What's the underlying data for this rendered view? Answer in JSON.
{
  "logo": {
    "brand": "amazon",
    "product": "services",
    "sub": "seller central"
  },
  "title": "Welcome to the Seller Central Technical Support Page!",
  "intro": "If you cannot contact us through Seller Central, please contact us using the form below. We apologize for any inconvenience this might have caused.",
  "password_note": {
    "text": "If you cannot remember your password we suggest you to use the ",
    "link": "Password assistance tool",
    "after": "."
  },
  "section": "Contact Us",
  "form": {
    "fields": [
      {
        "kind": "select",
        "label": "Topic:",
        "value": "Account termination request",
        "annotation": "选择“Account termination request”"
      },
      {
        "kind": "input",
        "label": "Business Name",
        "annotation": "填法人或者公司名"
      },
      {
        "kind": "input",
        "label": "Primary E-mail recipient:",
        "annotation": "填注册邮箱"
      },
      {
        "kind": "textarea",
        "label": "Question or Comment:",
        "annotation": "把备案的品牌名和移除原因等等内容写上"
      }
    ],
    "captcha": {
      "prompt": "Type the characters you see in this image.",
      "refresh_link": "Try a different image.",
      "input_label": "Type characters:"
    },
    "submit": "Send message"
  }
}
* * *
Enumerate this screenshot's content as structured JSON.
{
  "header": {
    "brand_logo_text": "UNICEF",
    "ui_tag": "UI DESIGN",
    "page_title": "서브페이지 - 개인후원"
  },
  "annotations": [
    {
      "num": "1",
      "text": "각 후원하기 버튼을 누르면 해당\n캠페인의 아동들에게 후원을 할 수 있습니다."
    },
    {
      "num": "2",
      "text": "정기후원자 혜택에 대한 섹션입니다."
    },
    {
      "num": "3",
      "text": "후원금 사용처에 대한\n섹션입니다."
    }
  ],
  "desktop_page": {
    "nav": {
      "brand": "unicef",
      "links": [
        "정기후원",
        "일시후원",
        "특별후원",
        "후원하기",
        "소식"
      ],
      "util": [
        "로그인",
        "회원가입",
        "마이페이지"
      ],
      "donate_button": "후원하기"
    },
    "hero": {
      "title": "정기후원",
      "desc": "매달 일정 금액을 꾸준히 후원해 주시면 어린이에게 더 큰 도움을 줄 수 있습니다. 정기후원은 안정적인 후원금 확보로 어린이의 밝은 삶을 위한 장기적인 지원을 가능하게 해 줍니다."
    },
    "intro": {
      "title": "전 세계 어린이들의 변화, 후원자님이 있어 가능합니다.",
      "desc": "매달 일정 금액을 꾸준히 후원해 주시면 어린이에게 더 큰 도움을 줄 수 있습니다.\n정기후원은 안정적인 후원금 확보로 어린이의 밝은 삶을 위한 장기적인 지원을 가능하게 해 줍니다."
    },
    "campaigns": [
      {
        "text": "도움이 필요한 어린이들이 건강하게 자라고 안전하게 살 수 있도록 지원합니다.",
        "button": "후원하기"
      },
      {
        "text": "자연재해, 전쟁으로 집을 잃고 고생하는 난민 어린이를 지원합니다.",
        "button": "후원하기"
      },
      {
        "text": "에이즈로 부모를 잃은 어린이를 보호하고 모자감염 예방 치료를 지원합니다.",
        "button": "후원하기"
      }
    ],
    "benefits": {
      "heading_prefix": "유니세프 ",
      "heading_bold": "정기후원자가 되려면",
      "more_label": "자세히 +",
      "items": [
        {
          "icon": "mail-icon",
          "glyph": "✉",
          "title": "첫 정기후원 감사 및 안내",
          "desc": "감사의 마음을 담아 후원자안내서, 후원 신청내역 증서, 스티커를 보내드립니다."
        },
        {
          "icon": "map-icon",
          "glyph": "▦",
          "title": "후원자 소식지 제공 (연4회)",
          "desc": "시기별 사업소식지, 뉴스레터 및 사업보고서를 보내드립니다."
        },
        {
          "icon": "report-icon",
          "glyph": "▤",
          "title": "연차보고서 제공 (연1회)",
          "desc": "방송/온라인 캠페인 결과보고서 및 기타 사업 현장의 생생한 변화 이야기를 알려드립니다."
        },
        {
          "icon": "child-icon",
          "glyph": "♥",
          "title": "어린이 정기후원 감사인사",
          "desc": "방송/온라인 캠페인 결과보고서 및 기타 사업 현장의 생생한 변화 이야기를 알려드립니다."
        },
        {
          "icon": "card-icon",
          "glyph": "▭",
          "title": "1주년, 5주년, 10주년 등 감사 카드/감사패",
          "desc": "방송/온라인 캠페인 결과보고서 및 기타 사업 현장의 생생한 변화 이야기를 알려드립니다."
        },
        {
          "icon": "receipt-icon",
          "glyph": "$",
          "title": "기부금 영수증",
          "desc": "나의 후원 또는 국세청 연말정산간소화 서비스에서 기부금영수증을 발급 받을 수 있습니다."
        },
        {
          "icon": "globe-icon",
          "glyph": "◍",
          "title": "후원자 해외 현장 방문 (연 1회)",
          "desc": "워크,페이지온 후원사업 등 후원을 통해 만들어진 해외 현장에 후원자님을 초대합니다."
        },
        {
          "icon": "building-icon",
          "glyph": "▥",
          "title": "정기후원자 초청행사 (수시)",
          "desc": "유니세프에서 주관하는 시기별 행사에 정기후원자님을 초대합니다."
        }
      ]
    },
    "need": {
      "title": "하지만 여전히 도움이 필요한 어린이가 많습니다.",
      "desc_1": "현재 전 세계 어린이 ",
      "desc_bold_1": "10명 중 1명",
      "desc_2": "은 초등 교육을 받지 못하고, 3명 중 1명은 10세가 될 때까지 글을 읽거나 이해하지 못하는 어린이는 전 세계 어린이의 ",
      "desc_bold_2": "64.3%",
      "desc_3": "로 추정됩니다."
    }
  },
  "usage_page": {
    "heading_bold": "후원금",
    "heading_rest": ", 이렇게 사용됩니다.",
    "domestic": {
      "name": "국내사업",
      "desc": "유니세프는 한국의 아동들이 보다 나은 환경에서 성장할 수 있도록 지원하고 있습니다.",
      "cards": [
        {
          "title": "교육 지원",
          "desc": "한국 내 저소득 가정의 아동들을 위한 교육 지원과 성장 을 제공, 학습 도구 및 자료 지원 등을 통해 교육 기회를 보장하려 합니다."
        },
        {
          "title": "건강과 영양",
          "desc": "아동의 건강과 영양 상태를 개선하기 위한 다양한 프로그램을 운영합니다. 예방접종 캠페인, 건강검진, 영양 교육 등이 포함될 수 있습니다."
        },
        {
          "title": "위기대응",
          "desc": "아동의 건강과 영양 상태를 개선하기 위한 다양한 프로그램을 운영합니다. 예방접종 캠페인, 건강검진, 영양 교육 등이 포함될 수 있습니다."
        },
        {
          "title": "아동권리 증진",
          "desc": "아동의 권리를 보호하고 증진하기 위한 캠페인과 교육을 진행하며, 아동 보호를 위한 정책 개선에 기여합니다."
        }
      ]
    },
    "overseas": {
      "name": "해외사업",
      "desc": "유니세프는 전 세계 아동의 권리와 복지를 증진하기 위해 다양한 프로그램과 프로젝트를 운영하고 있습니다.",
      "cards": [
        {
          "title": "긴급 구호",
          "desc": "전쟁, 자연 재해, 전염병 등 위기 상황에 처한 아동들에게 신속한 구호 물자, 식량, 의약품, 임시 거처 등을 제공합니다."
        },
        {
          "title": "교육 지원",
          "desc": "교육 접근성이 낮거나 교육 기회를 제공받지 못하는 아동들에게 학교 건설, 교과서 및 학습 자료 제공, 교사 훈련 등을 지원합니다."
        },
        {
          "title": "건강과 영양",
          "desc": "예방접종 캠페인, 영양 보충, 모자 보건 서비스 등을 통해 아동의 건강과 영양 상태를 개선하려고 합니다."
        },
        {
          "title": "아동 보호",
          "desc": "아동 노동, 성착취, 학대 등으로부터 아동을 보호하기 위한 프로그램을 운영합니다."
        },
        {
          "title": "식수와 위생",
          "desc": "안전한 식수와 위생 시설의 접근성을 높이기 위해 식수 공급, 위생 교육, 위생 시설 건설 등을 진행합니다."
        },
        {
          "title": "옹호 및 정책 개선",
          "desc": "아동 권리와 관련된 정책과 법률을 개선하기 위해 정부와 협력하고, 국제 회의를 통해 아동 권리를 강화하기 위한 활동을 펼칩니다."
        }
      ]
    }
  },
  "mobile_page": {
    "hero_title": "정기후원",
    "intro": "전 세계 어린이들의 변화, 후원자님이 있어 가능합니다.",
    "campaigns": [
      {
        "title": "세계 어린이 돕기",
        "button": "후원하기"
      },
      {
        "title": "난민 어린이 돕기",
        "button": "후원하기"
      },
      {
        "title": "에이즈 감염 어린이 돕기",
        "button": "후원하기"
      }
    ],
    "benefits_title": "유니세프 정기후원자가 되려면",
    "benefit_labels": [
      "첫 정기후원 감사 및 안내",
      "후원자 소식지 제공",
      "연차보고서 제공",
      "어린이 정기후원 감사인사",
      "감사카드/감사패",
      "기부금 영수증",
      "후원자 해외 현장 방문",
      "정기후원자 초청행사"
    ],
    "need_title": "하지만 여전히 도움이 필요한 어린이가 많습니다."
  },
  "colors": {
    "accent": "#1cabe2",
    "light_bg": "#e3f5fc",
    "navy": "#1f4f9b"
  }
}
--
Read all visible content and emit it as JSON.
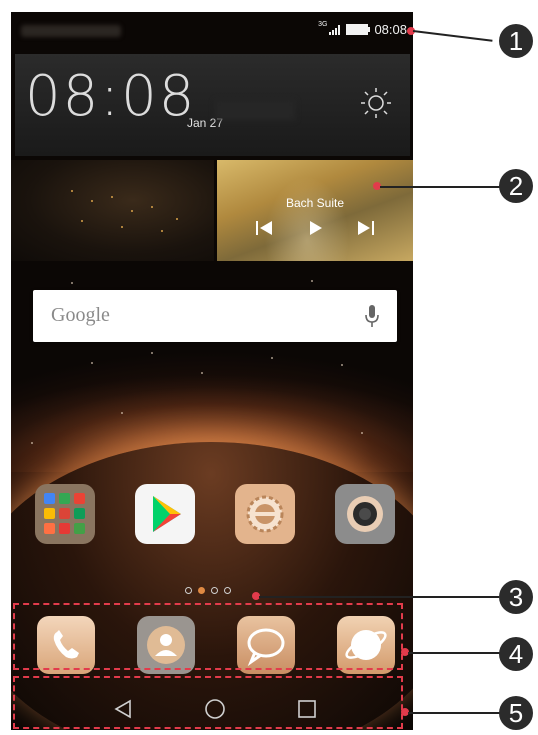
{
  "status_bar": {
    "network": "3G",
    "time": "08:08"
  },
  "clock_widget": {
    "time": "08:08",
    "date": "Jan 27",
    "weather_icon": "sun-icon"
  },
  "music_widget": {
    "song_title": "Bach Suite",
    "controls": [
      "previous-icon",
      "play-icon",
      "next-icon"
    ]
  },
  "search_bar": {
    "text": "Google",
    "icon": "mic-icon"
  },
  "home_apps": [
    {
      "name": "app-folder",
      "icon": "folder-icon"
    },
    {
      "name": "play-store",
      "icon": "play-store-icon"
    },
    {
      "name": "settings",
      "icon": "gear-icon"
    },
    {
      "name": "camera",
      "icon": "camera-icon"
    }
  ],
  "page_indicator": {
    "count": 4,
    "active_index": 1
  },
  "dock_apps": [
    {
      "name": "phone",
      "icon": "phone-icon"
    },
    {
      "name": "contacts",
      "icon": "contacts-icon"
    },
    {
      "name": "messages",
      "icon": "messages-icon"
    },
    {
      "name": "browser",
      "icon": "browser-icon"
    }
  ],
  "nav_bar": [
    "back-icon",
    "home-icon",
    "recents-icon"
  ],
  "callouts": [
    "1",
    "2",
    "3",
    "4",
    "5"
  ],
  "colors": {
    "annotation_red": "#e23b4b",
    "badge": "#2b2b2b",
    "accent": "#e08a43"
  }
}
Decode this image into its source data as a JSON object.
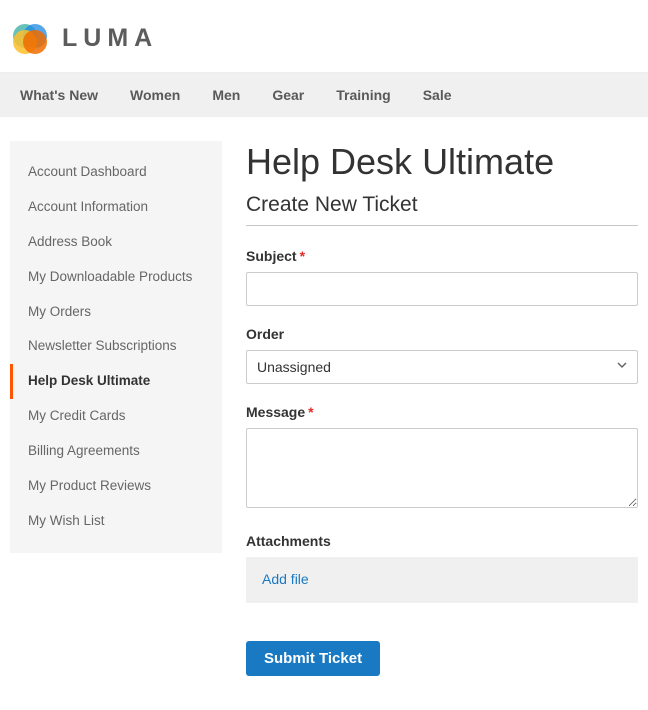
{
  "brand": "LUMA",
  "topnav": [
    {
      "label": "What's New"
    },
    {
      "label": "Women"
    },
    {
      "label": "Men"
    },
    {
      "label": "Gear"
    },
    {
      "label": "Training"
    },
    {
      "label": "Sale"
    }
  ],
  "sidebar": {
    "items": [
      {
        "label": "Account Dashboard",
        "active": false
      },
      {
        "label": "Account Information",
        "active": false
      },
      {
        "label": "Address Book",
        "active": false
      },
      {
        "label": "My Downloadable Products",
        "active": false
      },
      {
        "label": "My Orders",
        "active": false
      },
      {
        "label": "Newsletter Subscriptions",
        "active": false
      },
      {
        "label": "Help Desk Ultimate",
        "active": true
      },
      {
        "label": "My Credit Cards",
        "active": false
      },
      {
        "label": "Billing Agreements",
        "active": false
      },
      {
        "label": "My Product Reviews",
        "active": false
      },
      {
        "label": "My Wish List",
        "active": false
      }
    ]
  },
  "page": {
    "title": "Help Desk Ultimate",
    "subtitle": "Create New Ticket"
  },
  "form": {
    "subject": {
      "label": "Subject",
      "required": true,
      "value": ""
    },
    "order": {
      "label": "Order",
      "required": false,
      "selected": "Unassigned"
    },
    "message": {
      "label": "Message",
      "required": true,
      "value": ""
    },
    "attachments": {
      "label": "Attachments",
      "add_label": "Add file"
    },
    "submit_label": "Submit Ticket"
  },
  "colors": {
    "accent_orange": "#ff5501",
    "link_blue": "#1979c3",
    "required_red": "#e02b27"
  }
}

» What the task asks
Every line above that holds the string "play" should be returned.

» Answer box
      "play-icon",
      "name": "play-store",
      "icon": "play-store-icon"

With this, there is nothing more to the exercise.